→ **Required work**:
Every line below that includes the word "html" needs to be copied.

(Information shown begins)

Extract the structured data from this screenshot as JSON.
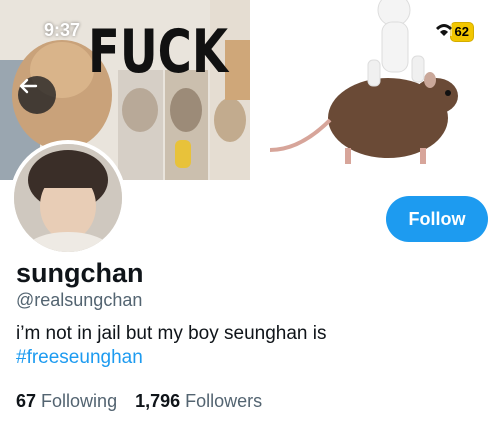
{
  "status_bar": {
    "time": "9:37",
    "battery": "62"
  },
  "header": {
    "banner_text": "FUCK"
  },
  "profile": {
    "follow_label": "Follow",
    "display_name": "sungchan",
    "handle": "@realsungchan",
    "bio": "i’m not in jail but my boy seunghan is",
    "hashtag": "#freeseunghan",
    "following_count": "67",
    "following_label": "Following",
    "followers_count": "1,796",
    "followers_label": "Followers"
  },
  "colors": {
    "accent": "#1d9bf0",
    "text": "#0f1419",
    "muted": "#536471"
  },
  "icons": [
    "back-arrow-icon",
    "signal-icon",
    "wifi-icon",
    "battery-icon"
  ]
}
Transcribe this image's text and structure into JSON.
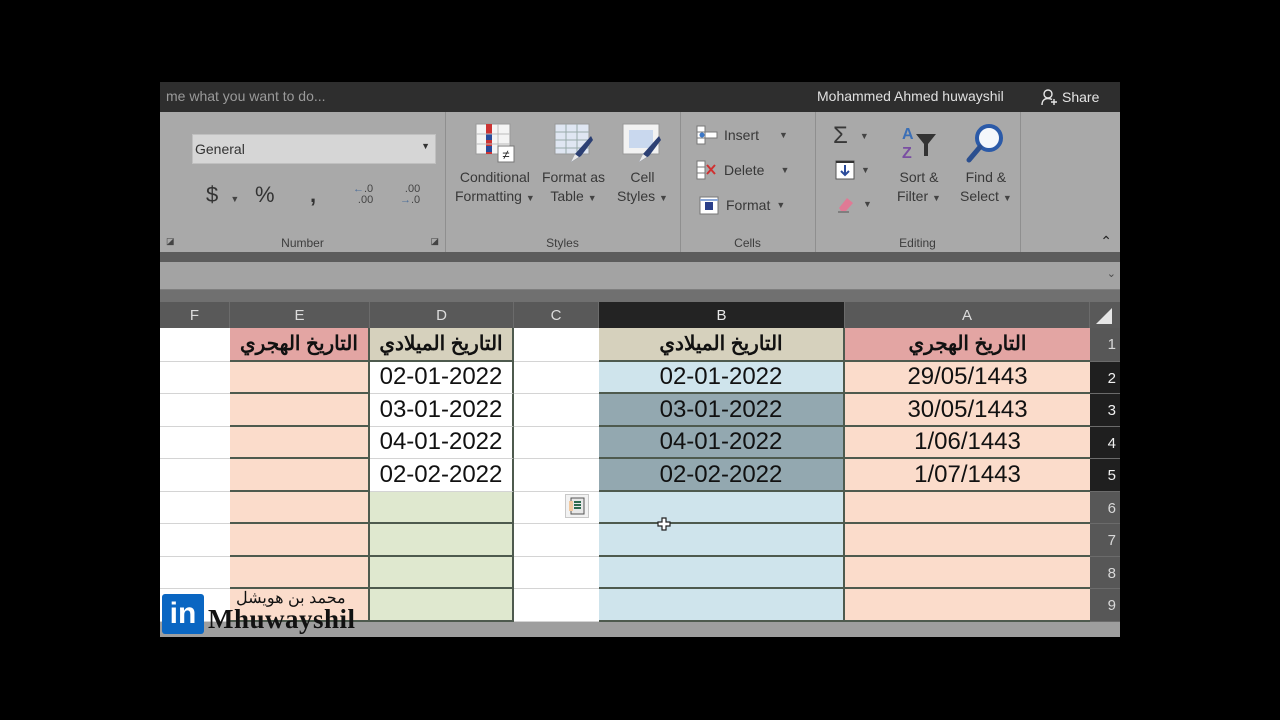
{
  "titlebar": {
    "tell_me": "me what you want to do...",
    "user_name": "Mohammed Ahmed huwayshil",
    "share_label": "Share"
  },
  "ribbon": {
    "number": {
      "format_value": "General",
      "currency_symbol": "$",
      "percent_symbol": "%",
      "comma_symbol": ",",
      "increase_decimal": [
        ".0",
        ".00"
      ],
      "decrease_decimal": [
        ".00",
        ".0"
      ],
      "label": "Number"
    },
    "styles": {
      "conditional_formatting": [
        "Conditional",
        "Formatting"
      ],
      "format_as_table": [
        "Format as",
        "Table"
      ],
      "cell_styles": [
        "Cell",
        "Styles"
      ],
      "label": "Styles"
    },
    "cells": {
      "insert": "Insert",
      "delete": "Delete",
      "format": "Format",
      "label": "Cells"
    },
    "editing": {
      "sort_filter": [
        "Sort &",
        "Filter"
      ],
      "find_select": [
        "Find &",
        "Select"
      ],
      "label": "Editing"
    }
  },
  "grid": {
    "columns": [
      "F",
      "E",
      "D",
      "C",
      "B",
      "A"
    ],
    "selected_column": "B",
    "rows": [
      "1",
      "2",
      "3",
      "4",
      "5",
      "6",
      "7",
      "8",
      "9"
    ],
    "selected_rows": [
      "2",
      "3",
      "4",
      "5"
    ],
    "headers": {
      "A": "التاريخ الهجري",
      "B": "التاريخ الميلادي",
      "D": "التاريخ الميلادي",
      "E": "التاريخ الهجري"
    },
    "col_A": [
      "29/05/1443",
      "30/05/1443",
      "1/06/1443",
      "1/07/1443"
    ],
    "col_B": [
      "02-01-2022",
      "03-01-2022",
      "04-01-2022",
      "02-02-2022"
    ],
    "col_D": [
      "02-01-2022",
      "03-01-2022",
      "04-01-2022",
      "02-02-2022"
    ],
    "colors": {
      "hijri_header": "#e3a5a3",
      "hijri_fill": "#fbdccb",
      "gregorian_header": "#d6d1bd",
      "col_D_fill": "#dfe8cf",
      "col_B_fill": "#cfe4ec",
      "col_B_selected": "#93a8b0"
    }
  },
  "watermark": {
    "logo": "in",
    "arabic_name": "محمد بن هويشل",
    "latin_name": "Mhuwayshil"
  }
}
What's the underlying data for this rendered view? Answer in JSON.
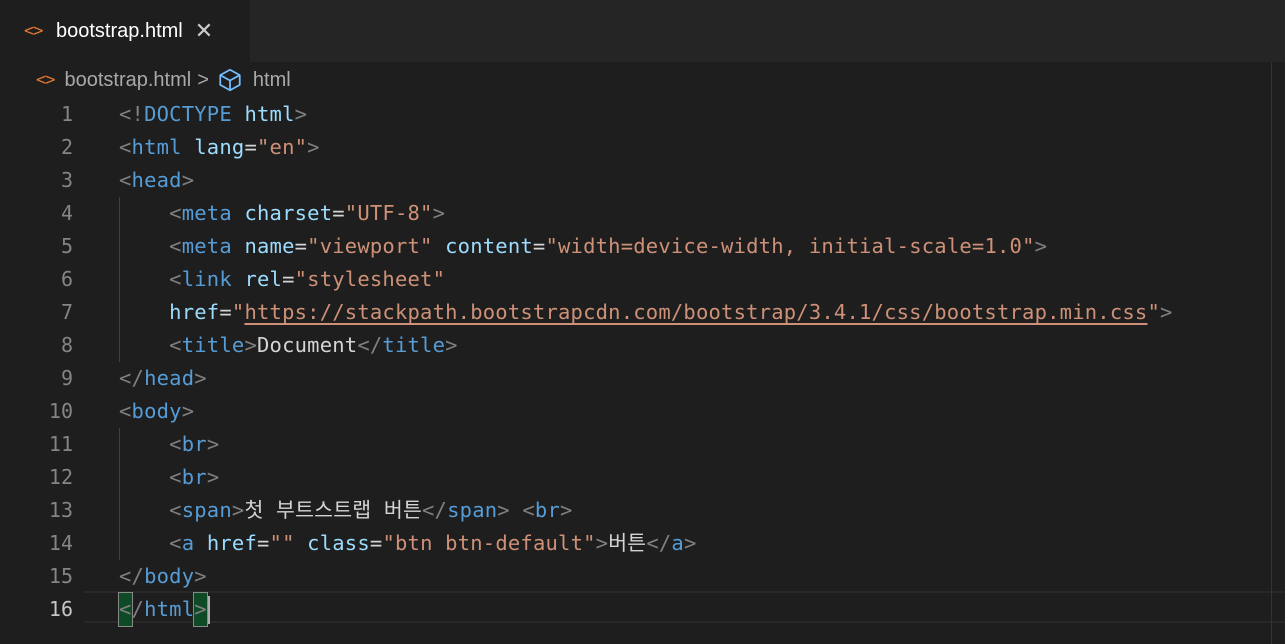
{
  "tab": {
    "icon": "<>",
    "label": "bootstrap.html",
    "close": "✕"
  },
  "breadcrumb": {
    "file_icon": "<>",
    "file": "bootstrap.html",
    "separator": ">",
    "symbol": "html",
    "symbol_icon": "cube-icon"
  },
  "editor": {
    "line_numbers": [
      "1",
      "2",
      "3",
      "4",
      "5",
      "6",
      "7",
      "8",
      "9",
      "10",
      "11",
      "12",
      "13",
      "14",
      "15",
      "16"
    ],
    "lines": [
      "<!DOCTYPE html>",
      "<html lang=\"en\">",
      "<head>",
      "    <meta charset=\"UTF-8\">",
      "    <meta name=\"viewport\" content=\"width=device-width, initial-scale=1.0\">",
      "    <link rel=\"stylesheet\"",
      "    href=\"https://stackpath.bootstrapcdn.com/bootstrap/3.4.1/css/bootstrap.min.css\">",
      "    <title>Document</title>",
      "</head>",
      "<body>",
      "    <br>",
      "    <br>",
      "    <span>첫 부트스트랩 버튼</span> <br>",
      "    <a href=\"\" class=\"btn btn-default\">버튼</a>",
      "</body>",
      "</html>"
    ],
    "active_line": "16"
  },
  "colors": {
    "background": "#1e1e1e",
    "tag": "#569cd6",
    "attribute": "#9cdcfe",
    "string": "#ce9178",
    "bracket": "#808080",
    "text": "#d4d4d4",
    "file_icon": "#e37933"
  }
}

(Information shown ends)

→ **Reply**:
    "label": "bootstrap.html",
    "file": "bootstrap.html",
    "symbol": "html",
      "<!DOCTYPE html>",
      "<html lang=\"en\">",
      "</html>"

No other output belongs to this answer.